What I heard – Dijo que intente perdonar lo que pasó – was a lot different from what he actually said – Dijo que intenta perdonar…
I (mis)understood that she was asking him to try to forgive her, and thereby apparently taking responsibility for what happened, whereas in fact she was saying she was trying to forgive him, but laying the blame squarely at his door. Continue reading “reflections on inflections”
Following on from the subject of subtitles, which I talked about in Words on a screen, must surely come the topic of dubbing.
Here in Spain, almost everything on TV is dubbed. One or two channels used to use “dual” where, if you had a stereo TV, you could listen to the original on one channel and to the Spanish version on the other. This was fun – with a stereo TV and headphones I could watch in English while my partner watched in Spanish – Continue reading “dubbing down”
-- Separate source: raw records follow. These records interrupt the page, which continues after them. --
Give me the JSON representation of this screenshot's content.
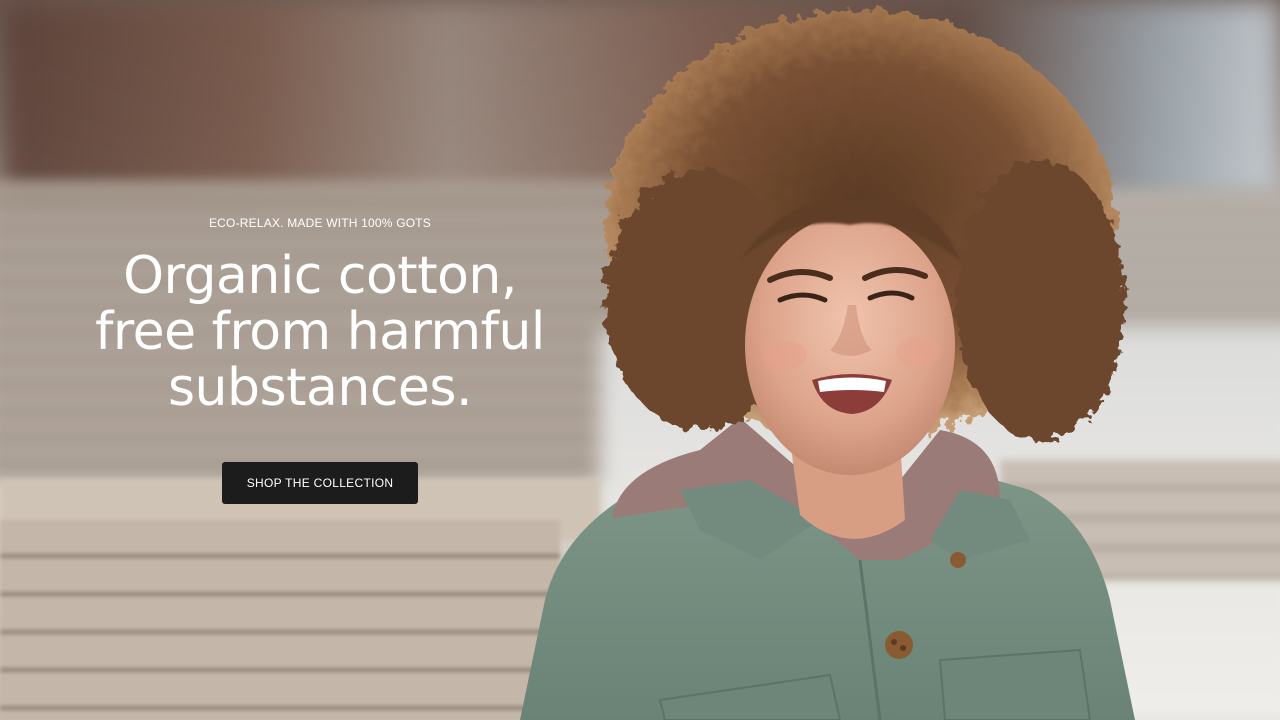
{
  "hero": {
    "eyebrow": "ECO-RELAX. MADE WITH 100% GOTS",
    "headline_lines": [
      "Organic cotton,",
      "free from harmful",
      "substances."
    ],
    "cta_label": "SHOP THE COLLECTION",
    "image_alt": "Smiling woman with curly hair wearing a green wool jacket and mauve hoodie outdoors in snow"
  },
  "colors": {
    "text": "#ffffff",
    "button_bg": "#1c1c1c",
    "button_text": "#ffffff"
  }
}
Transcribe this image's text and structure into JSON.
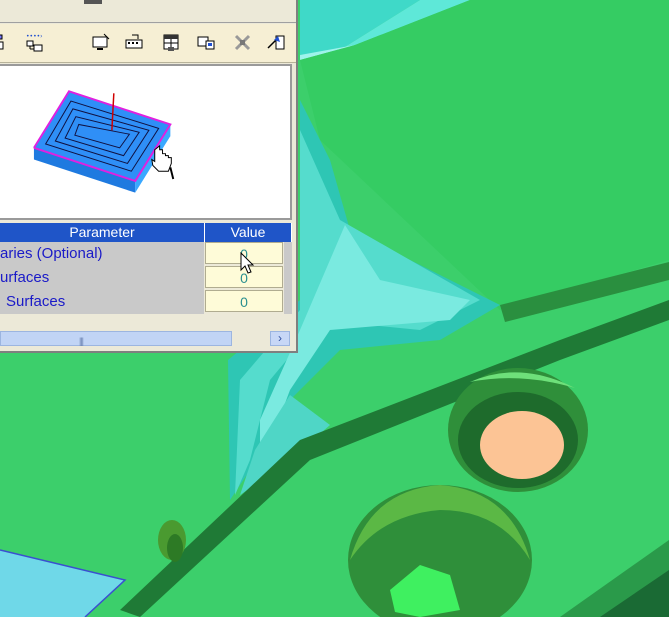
{
  "grid": {
    "headers": {
      "parameter": "Parameter",
      "value": "Value"
    },
    "rows": [
      {
        "parameter": "aries (Optional)",
        "value": "0"
      },
      {
        "parameter": "urfaces",
        "value": "0"
      },
      {
        "parameter": "Surfaces",
        "value": "0"
      }
    ]
  },
  "scrollbar": {
    "arrow_right": "›",
    "grip": "|||"
  },
  "toolbar": {
    "icons": [
      "blocks-icon",
      "tree-icon",
      "monitor-icon",
      "keyboard-icon",
      "table-icon",
      "display-icon",
      "tools-icon",
      "export-icon"
    ]
  },
  "colors": {
    "header_blue": "#1f55c8",
    "part_green": "#3ccf6b",
    "value_bg": "#fefbd8",
    "param_text": "#1a1ac8"
  }
}
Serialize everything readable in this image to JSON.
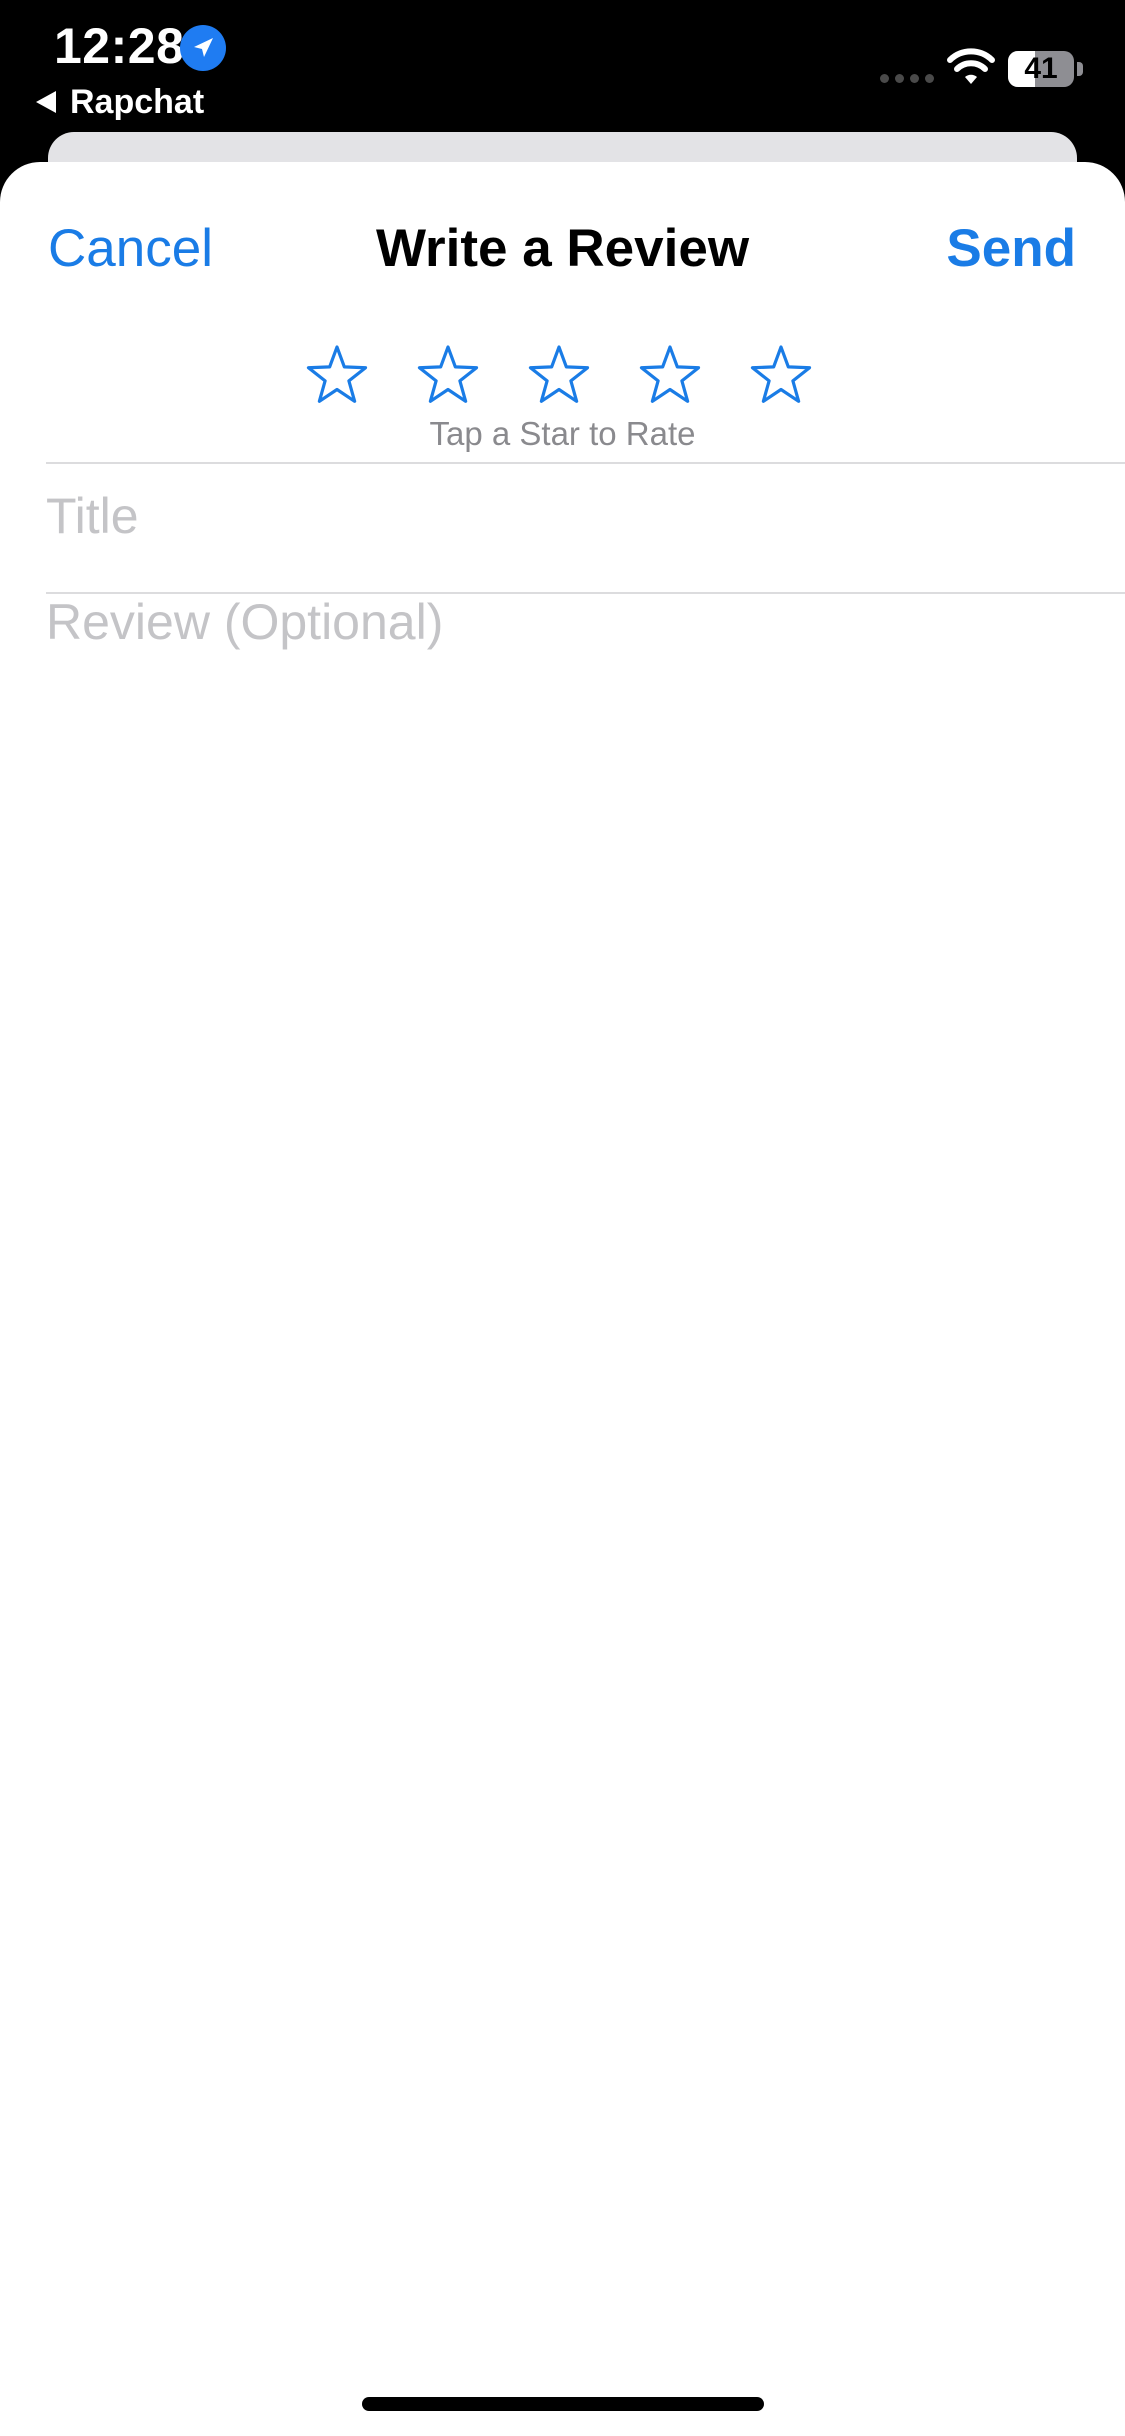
{
  "status_bar": {
    "time": "12:28",
    "location_icon": "location-arrow-icon",
    "back_app_label": "Rapchat",
    "wifi_icon": "wifi-icon",
    "battery_level": 41,
    "battery_text": "41"
  },
  "sheet": {
    "cancel_label": "Cancel",
    "title": "Write a Review",
    "send_label": "Send",
    "rating": {
      "stars_total": 5,
      "stars_selected": 0,
      "star_icon": "star-outline-icon",
      "hint": "Tap a Star to Rate"
    },
    "title_field": {
      "placeholder": "Title",
      "value": ""
    },
    "review_field": {
      "placeholder": "Review (Optional)",
      "value": ""
    }
  },
  "colors": {
    "accent": "#1a7ce6",
    "placeholder": "#c4c4c7",
    "hint": "#8a8a8e",
    "divider": "#dcdcde"
  }
}
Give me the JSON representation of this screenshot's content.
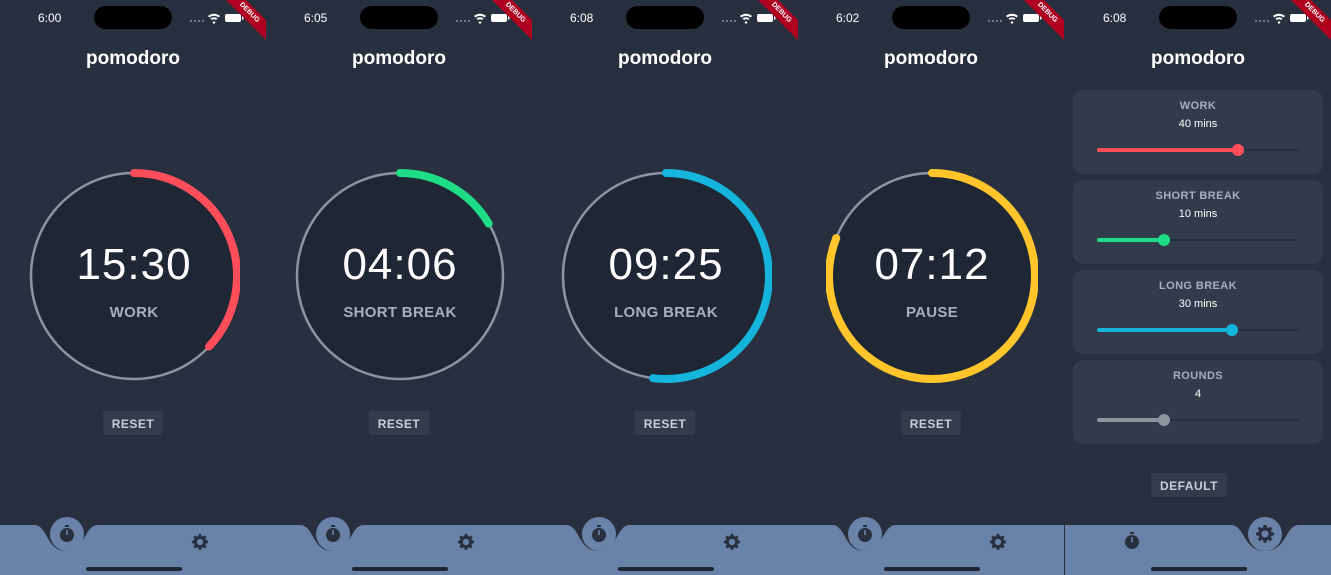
{
  "app_title": "pomodoro",
  "debug_label": "DEBUG",
  "colors": {
    "background": "#28303f",
    "navbar": "#6b82a8",
    "ring_track": "#8e959f",
    "work": "#ff4d5a",
    "short_break": "#1fdc86",
    "long_break": "#14b4dc",
    "pause": "#ffc52b",
    "rounds": "#8e959f"
  },
  "timers": [
    {
      "status_time": "6:00",
      "time": "15:30",
      "mode": "WORK",
      "color_key": "work",
      "arc_start": 0.0,
      "arc_end": 0.37,
      "reset_label": "RESET"
    },
    {
      "status_time": "6:05",
      "time": "04:06",
      "mode": "SHORT BREAK",
      "color_key": "short_break",
      "arc_start": 0.0,
      "arc_end": 0.165,
      "reset_label": "RESET"
    },
    {
      "status_time": "6:08",
      "time": "09:25",
      "mode": "LONG BREAK",
      "color_key": "long_break",
      "arc_start": 0.0,
      "arc_end": 0.52,
      "reset_label": "RESET"
    },
    {
      "status_time": "6:02",
      "time": "07:12",
      "mode": "PAUSE",
      "color_key": "pause",
      "arc_start": 0.0,
      "arc_end": 0.81,
      "reset_label": "RESET"
    }
  ],
  "settings": {
    "status_time": "6:08",
    "cards": [
      {
        "label": "WORK",
        "value": "40 mins",
        "fraction": 0.7,
        "color_key": "work"
      },
      {
        "label": "SHORT BREAK",
        "value": "10 mins",
        "fraction": 0.33,
        "color_key": "short_break"
      },
      {
        "label": "LONG BREAK",
        "value": "30 mins",
        "fraction": 0.67,
        "color_key": "long_break"
      },
      {
        "label": "ROUNDS",
        "value": "4",
        "fraction": 0.33,
        "color_key": "rounds"
      }
    ],
    "default_label": "DEFAULT"
  },
  "nav": {
    "timer_icon": "timer-icon",
    "settings_icon": "gear-icon"
  }
}
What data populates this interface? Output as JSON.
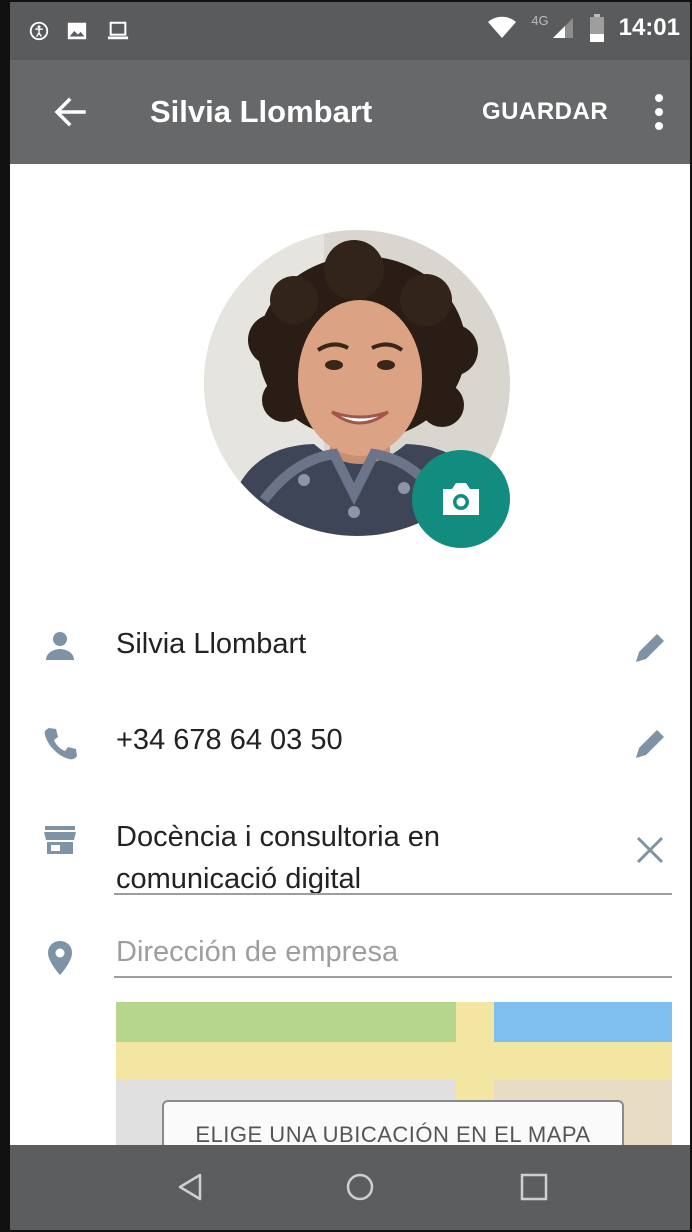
{
  "status_bar": {
    "time": "14:01",
    "network": "4G",
    "icons": [
      "accessibility-icon",
      "image-icon",
      "laptop-icon",
      "wifi-icon",
      "signal-icon",
      "battery-icon"
    ]
  },
  "app_bar": {
    "title": "Silvia Llombart",
    "save_label": "GUARDAR",
    "icons": [
      "back-arrow-icon",
      "more-vert-icon"
    ]
  },
  "profile": {
    "photo_icon": "camera-icon",
    "accent_color": "#128c7e"
  },
  "fields": {
    "name": {
      "value": "Silvia Llombart",
      "icon": "person-icon",
      "action_icon": "pencil-icon"
    },
    "phone": {
      "value": "+34 678 64 03 50",
      "icon": "phone-icon",
      "action_icon": "pencil-icon"
    },
    "business": {
      "line1": "Docència i consultoria en",
      "line2": "comunicació digital",
      "icon": "store-icon",
      "action_icon": "close-icon"
    },
    "address": {
      "value": "",
      "placeholder": "Dirección de empresa",
      "icon": "location-pin-icon"
    }
  },
  "map": {
    "button_label": "ELIGE UNA UBICACIÓN EN EL MAPA"
  },
  "nav_bar": {
    "icons": [
      "back-triangle-icon",
      "home-circle-icon",
      "recents-square-icon"
    ]
  }
}
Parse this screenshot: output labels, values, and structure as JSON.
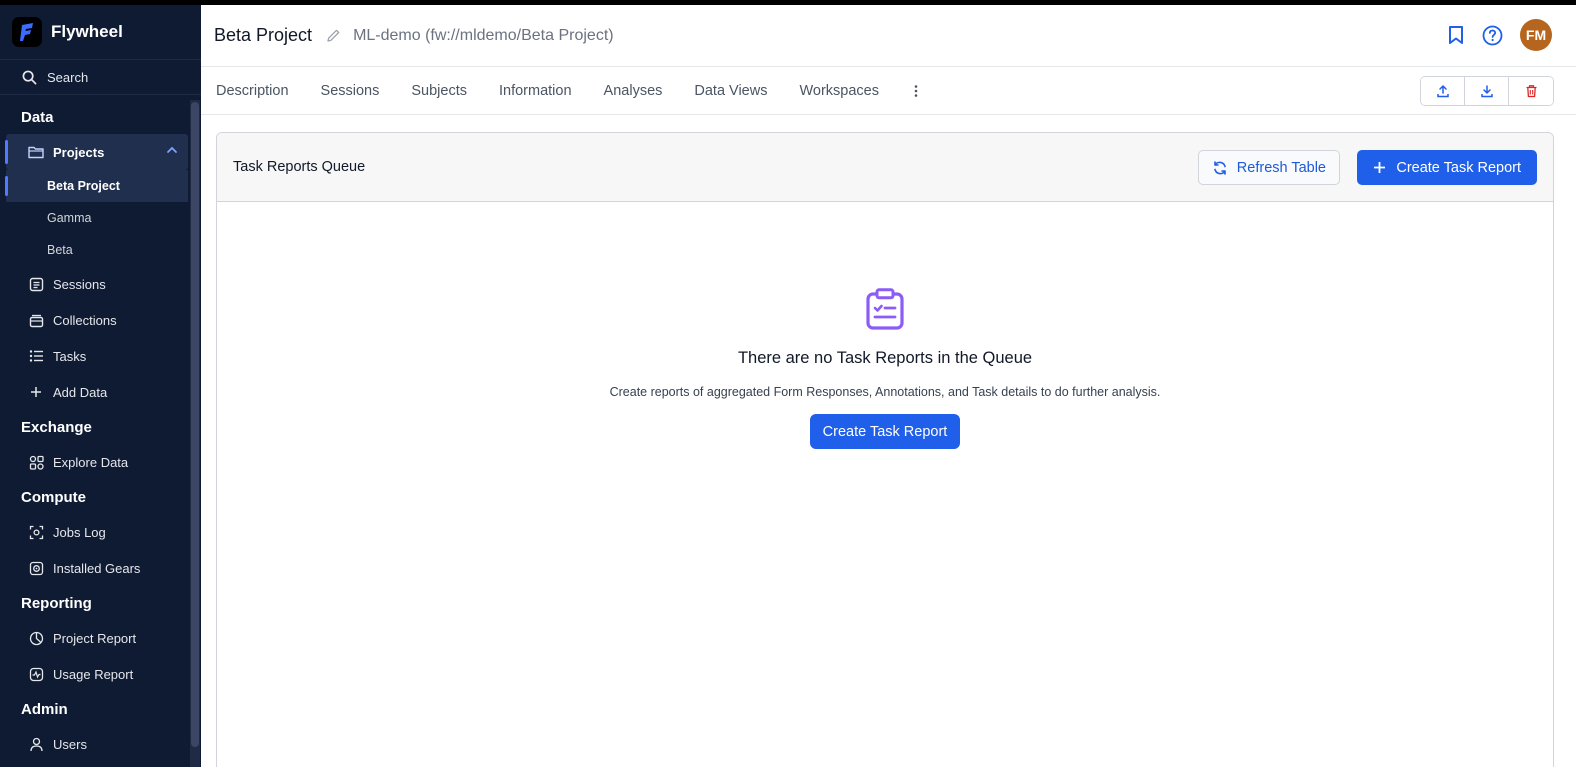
{
  "brand": {
    "name": "Flywheel"
  },
  "sidebar": {
    "search_label": "Search",
    "sections": {
      "data": "Data",
      "exchange": "Exchange",
      "compute": "Compute",
      "reporting": "Reporting",
      "admin": "Admin"
    },
    "items": {
      "projects": "Projects",
      "beta_project": "Beta Project",
      "gamma": "Gamma",
      "beta": "Beta",
      "sessions": "Sessions",
      "collections": "Collections",
      "tasks": "Tasks",
      "add_data": "Add Data",
      "explore_data": "Explore Data",
      "jobs_log": "Jobs Log",
      "installed_gears": "Installed Gears",
      "project_report": "Project Report",
      "usage_report": "Usage Report",
      "users": "Users"
    }
  },
  "header": {
    "title": "Beta Project",
    "path": "ML-demo (fw://mldemo/Beta Project)",
    "avatar_initials": "FM"
  },
  "tabs": [
    "Description",
    "Sessions",
    "Subjects",
    "Information",
    "Analyses",
    "Data Views",
    "Workspaces"
  ],
  "panel": {
    "title": "Task Reports Queue",
    "refresh_label": "Refresh Table",
    "create_label": "Create Task Report",
    "empty_title": "There are no Task Reports in the Queue",
    "empty_desc": "Create reports of aggregated Form Responses, Annotations, and Task details to do further analysis.",
    "empty_button": "Create Task Report"
  },
  "colors": {
    "sidebar_bg": "#0f1b33",
    "accent": "#1f5fea",
    "empty_icon": "#8b5cf6",
    "avatar": "#b5651d",
    "delete": "#dc2626"
  }
}
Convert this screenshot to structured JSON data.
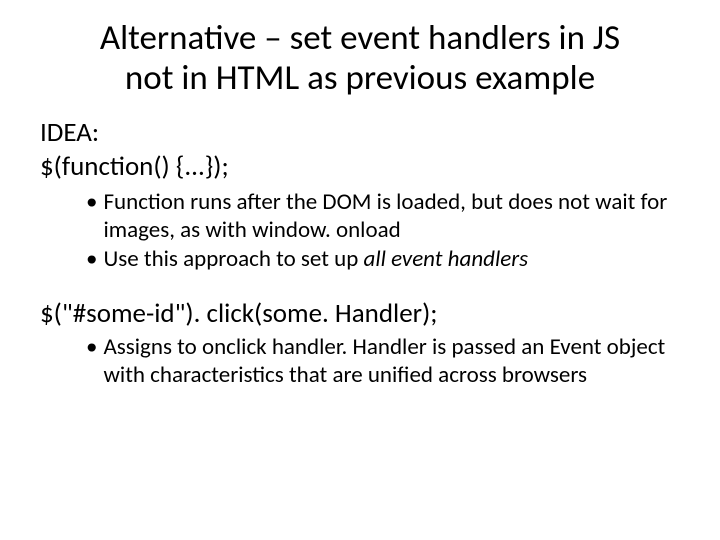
{
  "title_line1": "Alternative – set event handlers in JS",
  "title_line2": "not in HTML as previous example",
  "idea_label": "IDEA:",
  "idea_code": "$(function() {...});",
  "idea_bullets": [
    {
      "pre": "Function runs after the DOM is loaded, but does not wait for images, as with window. onload"
    },
    {
      "pre": "Use this approach to set up ",
      "em": "all event handlers"
    }
  ],
  "click_code": "$(\"#some-id\"). click(some. Handler);",
  "click_bullets": [
    {
      "pre": "Assigns to onclick handler. Handler is passed an Event object with characteristics that are unified across browsers"
    }
  ]
}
The film is in French, and the subject of subtitles was discussed:
Interviewer: …audiences in the English-speaking world have in the past tended to shun films with subtitles. Kristin: Apparently this is changing: I’ve heard that people are less and less resistant to this simply because we’ve all got so used to text messages, visual messages everywhere, Continue reading “words on a screen”
I was a bit ahead of myself when I said it was autumn on the 17th, as in fact the equinox didn’t happen till September 22nd. But there was an autumnal edge to the air last week, although it feels even more ‘edgy’ now the rains have started.
This limits my evenings spent writing under the vine but there will still be plenty of days ahead when it’s warm enough for an hour or two outside once I’ve finished in the studio for the day.
I’m in Madrid for a few days for meetings etc., and am horrified to be reminded just how much chaos the rain causes in what is, after all, a first world capital city.
I’d already seen the first major rains of the season which I wrote about in Change in the Weather, but it doesn’t get any better.
This morning the newspapers are full of the news: 130 km of traffic jams, the emergency services inundated with calls, and a woman killed after being swept away by the floods in Coslada. Continue reading “water, water everywhere”